The press release issued by the KSPCB says that KSPCB Chairman Vaman Acharya has instructed the BWSSB not to let municipal waste to the water sources. Houses, apartments, layouts, townships etc should never leave their waste water into drains and lakes. In such instances, suitable fines should be levied in order to ensure that such violations don’t happen in future.
KSPCB has also asked the BWSSB to clean up the water bodies that are polluted. The offenders who pollute should be named publicly. There should not be permissions given to the townships or apartments where there is a possibility of leaving the sewage into nearby water bodies.
The letter also proposes to constitute a vigilance team that has suitable powers to protect water bodies and act on the complaints of water pollution.
If the BWSSB officials don’t act on the directions of the letter, they will have to face action as per Water Pollution Prevention and Control Act, warns KSPCB chairman Vaman Acharya.
This warning has been given in the backdrop of complaints by retired Wing Commander G B Athri,on the pollution of Arakere, Madiwala and Subbarayan Kere.
Where there’s a will, there’s away!
In January, BWSSB had launched an innovative system of treating the sewage flown in Storm Water Drain adjacent to the KR Puram Sewage Treatment Plant.
Storm Water Drains are not meant for sewage flow, but only for runoff during the rainy season. Unfortunately, sewage is being let in these canals. In this context, BWSSB arranged for a small barrage based treatment system, which is cost-effective and produced immediate result.
Constructing a medium height barrage across the SWD, collecting the sewage through a pipe by way of gravity into a pit, pumping this sewage into the STP, releasing the same, but fully treated water to the same SWD at a short distance of the barrage which eventually will reach the designated lake – this is the workflow for the new system. As a result, treated water, not the sewage reaches the lakes, thus the lakes will get highly reduced quantity of sewage inflow. The cost incurred was only Rs 95,000.

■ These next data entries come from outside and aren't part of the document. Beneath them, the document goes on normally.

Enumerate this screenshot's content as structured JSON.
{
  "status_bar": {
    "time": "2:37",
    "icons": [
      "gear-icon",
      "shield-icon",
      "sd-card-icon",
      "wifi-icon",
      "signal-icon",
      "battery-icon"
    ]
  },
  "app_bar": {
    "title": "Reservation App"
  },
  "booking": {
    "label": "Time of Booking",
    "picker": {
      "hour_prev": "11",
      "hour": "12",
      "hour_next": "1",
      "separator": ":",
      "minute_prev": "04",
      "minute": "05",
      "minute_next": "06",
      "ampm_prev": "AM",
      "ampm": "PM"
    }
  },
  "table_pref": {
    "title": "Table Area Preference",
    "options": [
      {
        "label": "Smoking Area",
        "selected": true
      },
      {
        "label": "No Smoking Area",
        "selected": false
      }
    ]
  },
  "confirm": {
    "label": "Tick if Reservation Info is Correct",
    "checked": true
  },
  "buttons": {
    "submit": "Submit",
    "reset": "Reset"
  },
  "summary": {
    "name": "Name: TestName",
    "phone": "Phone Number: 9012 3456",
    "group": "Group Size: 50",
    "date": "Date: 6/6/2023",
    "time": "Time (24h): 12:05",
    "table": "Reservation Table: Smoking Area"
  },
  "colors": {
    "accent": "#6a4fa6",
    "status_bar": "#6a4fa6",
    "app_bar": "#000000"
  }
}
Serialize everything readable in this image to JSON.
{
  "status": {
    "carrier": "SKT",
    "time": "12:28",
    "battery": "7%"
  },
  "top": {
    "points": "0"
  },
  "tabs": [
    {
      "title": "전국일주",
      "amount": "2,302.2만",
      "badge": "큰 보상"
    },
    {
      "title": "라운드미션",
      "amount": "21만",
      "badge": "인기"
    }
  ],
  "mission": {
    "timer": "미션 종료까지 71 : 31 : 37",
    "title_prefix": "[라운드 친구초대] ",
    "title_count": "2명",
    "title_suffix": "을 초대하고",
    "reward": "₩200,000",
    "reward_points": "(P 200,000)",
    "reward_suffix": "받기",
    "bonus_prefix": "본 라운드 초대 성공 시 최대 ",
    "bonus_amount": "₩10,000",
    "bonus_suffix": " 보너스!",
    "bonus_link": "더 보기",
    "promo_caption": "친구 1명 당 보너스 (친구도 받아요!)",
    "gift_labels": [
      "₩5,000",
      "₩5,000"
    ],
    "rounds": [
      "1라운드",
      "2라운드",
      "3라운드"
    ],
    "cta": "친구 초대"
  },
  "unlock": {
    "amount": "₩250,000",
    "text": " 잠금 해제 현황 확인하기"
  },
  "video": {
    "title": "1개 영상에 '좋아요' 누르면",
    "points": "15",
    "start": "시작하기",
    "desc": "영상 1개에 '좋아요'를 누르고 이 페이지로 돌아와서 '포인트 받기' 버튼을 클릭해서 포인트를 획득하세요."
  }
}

Many STPs in Bangalore are incidentally situated adjacent to these storm water drains, hence the possibility of replicating this new system is a near possibility.

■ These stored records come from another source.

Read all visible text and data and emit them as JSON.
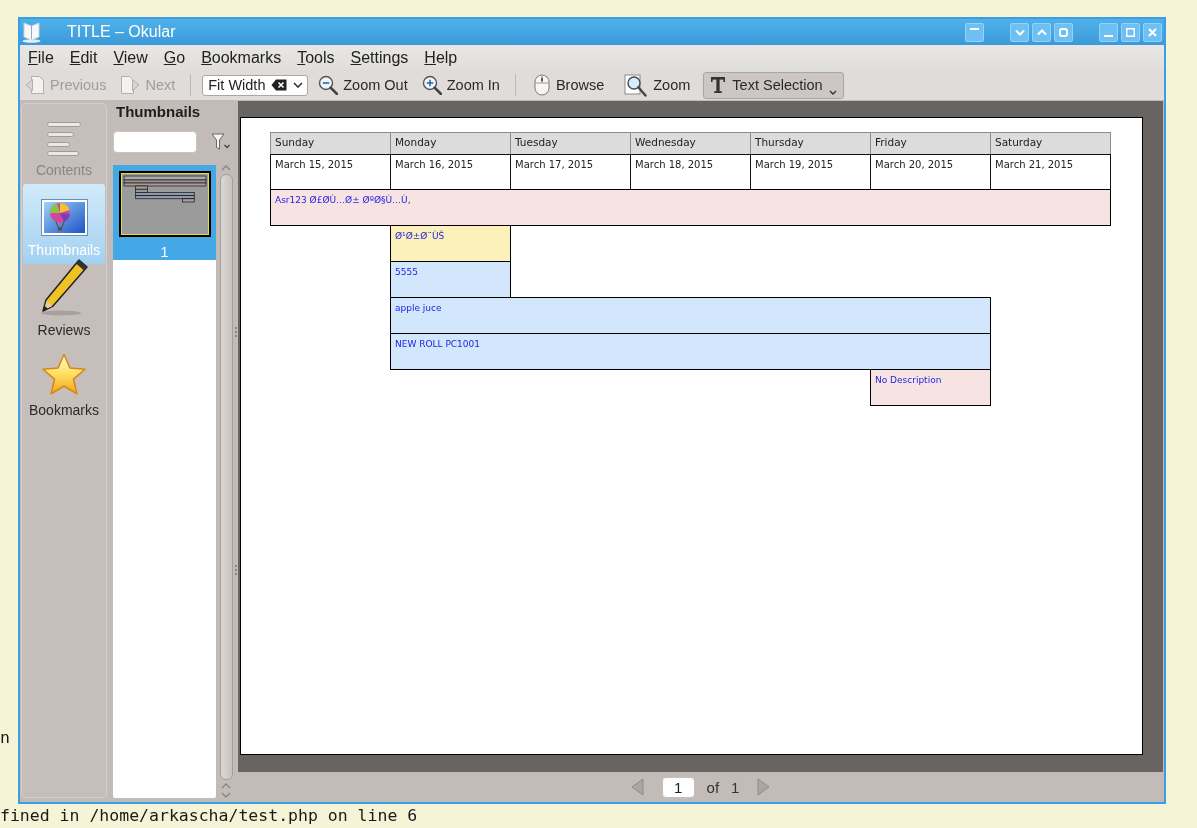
{
  "window": {
    "title": "TITLE – Okular"
  },
  "menu": [
    "File",
    "Edit",
    "View",
    "Go",
    "Bookmarks",
    "Tools",
    "Settings",
    "Help"
  ],
  "toolbar": {
    "nav": [
      {
        "kind": "previous",
        "label": "Previous",
        "disabled": true
      },
      {
        "kind": "next",
        "label": "Next",
        "disabled": true
      }
    ],
    "zoom_combo": {
      "value": "Fit Width"
    },
    "zoom_buttons": [
      {
        "kind": "zoom_out",
        "label": "Zoom Out"
      },
      {
        "kind": "zoom_in",
        "label": "Zoom In"
      }
    ],
    "modes": [
      {
        "kind": "browse",
        "label": "Browse",
        "selected": false
      },
      {
        "kind": "zoom",
        "label": "Zoom",
        "selected": false
      },
      {
        "kind": "text_selection",
        "label": "Text Selection",
        "selected": true
      }
    ]
  },
  "sidebar": {
    "tabs": [
      {
        "kind": "contents",
        "label": "Contents",
        "selected": false,
        "disabled": true
      },
      {
        "kind": "thumbnails",
        "label": "Thumbnails",
        "selected": true,
        "disabled": false
      },
      {
        "kind": "reviews",
        "label": "Reviews",
        "selected": false,
        "disabled": false
      },
      {
        "kind": "bookmarks",
        "label": "Bookmarks",
        "selected": false,
        "disabled": false
      }
    ]
  },
  "thumbnails_panel": {
    "title": "Thumbnails",
    "pages": [
      {
        "label": "1",
        "selected": true
      }
    ]
  },
  "document": {
    "calendar": {
      "columns": [
        {
          "day": "Sunday",
          "date": "March 15, 2015"
        },
        {
          "day": "Monday",
          "date": "March 16, 2015"
        },
        {
          "day": "Tuesday",
          "date": "March 17, 2015"
        },
        {
          "day": "Wednesday",
          "date": "March 18, 2015"
        },
        {
          "day": "Thursday",
          "date": "March 19, 2015"
        },
        {
          "day": "Friday",
          "date": "March 20, 2015"
        },
        {
          "day": "Saturday",
          "date": "March 21, 2015"
        }
      ],
      "event_rows": [
        {
          "slots": [
            {
              "kind": "event",
              "text": "Asr123 Ø£ØÙ…Ø± ØºØ§Ù…Ù‚",
              "color": "#f8e3e3"
            },
            {
              "kind": "continued"
            },
            {
              "kind": "continued"
            },
            {
              "kind": "continued"
            },
            {
              "kind": "continued"
            },
            {
              "kind": "continued"
            },
            {
              "kind": "continued"
            }
          ]
        },
        {
          "slots": [
            {
              "kind": "empty"
            },
            {
              "kind": "event",
              "text": "Ø¹Ø±Ø¨ÙŠ",
              "color": "#fcf0bb"
            },
            {
              "kind": "empty"
            },
            {
              "kind": "empty"
            },
            {
              "kind": "empty"
            },
            {
              "kind": "empty"
            },
            {
              "kind": "empty"
            }
          ]
        },
        {
          "slots": [
            {
              "kind": "empty"
            },
            {
              "kind": "event",
              "text": "5555",
              "color": "#d2e6fc"
            },
            {
              "kind": "empty"
            },
            {
              "kind": "empty"
            },
            {
              "kind": "empty"
            },
            {
              "kind": "empty"
            },
            {
              "kind": "empty"
            }
          ]
        },
        {
          "slots": [
            {
              "kind": "empty"
            },
            {
              "kind": "event",
              "text": "apple juce",
              "color": "#d2e6fc"
            },
            {
              "kind": "continued"
            },
            {
              "kind": "continued"
            },
            {
              "kind": "continued"
            },
            {
              "kind": "continued"
            },
            {
              "kind": "empty"
            }
          ]
        },
        {
          "slots": [
            {
              "kind": "empty"
            },
            {
              "kind": "event",
              "text": "NEW ROLL PC1001",
              "color": "#d2e6fc"
            },
            {
              "kind": "continued"
            },
            {
              "kind": "continued"
            },
            {
              "kind": "continued"
            },
            {
              "kind": "continued"
            },
            {
              "kind": "empty"
            }
          ]
        },
        {
          "slots": [
            {
              "kind": "empty"
            },
            {
              "kind": "empty"
            },
            {
              "kind": "empty"
            },
            {
              "kind": "empty"
            },
            {
              "kind": "empty"
            },
            {
              "kind": "event",
              "text": "No Description",
              "color": "#f8e3e3"
            },
            {
              "kind": "empty"
            }
          ]
        }
      ]
    }
  },
  "page_nav": {
    "page": "1",
    "of": "of",
    "total": "1"
  },
  "background_text": {
    "left_fragment": "n",
    "bottom_line": "fined in /home/arkascha/test.php on line 6"
  }
}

The installed capacity of K R Puram STP is 20 MLD. But only 5 MLD of sewage is being treated now. After installing this barrage based additional system, the capacity utilisation has gone upto 10 MLD. The total installed capacity of the STPs in Bangalore is 842 MLD, but the load is only around 40%. It was estimated that the average capacity utilisation can be raised by 5-12 MLD in each STP, by way of installing these barrage based pumping of sewage from SWDs.